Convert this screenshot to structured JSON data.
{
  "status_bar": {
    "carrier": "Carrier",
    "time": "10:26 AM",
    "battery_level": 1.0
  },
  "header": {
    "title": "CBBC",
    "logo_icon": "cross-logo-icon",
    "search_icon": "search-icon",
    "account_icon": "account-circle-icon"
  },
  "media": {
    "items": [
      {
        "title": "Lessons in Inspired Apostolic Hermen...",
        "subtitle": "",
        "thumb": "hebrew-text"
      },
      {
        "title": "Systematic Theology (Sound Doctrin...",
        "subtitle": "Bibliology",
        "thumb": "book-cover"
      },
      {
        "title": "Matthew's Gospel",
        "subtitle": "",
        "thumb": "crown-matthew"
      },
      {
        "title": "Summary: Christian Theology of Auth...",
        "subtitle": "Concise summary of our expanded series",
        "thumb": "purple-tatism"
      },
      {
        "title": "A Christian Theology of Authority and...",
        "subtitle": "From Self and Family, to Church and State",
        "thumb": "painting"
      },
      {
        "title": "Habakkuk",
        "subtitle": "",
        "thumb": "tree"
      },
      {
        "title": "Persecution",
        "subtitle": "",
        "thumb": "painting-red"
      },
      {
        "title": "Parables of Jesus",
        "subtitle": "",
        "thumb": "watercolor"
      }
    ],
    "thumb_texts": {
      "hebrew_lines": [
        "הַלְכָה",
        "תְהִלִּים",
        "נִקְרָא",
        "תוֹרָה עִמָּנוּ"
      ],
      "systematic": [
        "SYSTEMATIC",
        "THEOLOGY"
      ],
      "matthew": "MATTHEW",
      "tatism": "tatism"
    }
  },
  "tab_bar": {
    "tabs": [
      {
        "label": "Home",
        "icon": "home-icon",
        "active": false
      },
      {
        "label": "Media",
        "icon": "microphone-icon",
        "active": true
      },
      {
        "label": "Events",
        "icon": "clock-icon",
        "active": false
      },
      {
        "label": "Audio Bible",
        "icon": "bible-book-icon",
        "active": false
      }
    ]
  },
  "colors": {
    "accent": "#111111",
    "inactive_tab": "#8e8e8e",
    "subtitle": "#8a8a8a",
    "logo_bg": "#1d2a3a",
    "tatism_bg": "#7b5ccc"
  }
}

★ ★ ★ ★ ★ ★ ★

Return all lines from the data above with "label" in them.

_RESULT OF THIS TASK_.
        "label": "Home",
        "label": "Media",
        "label": "Events",
        "label": "Audio Bible",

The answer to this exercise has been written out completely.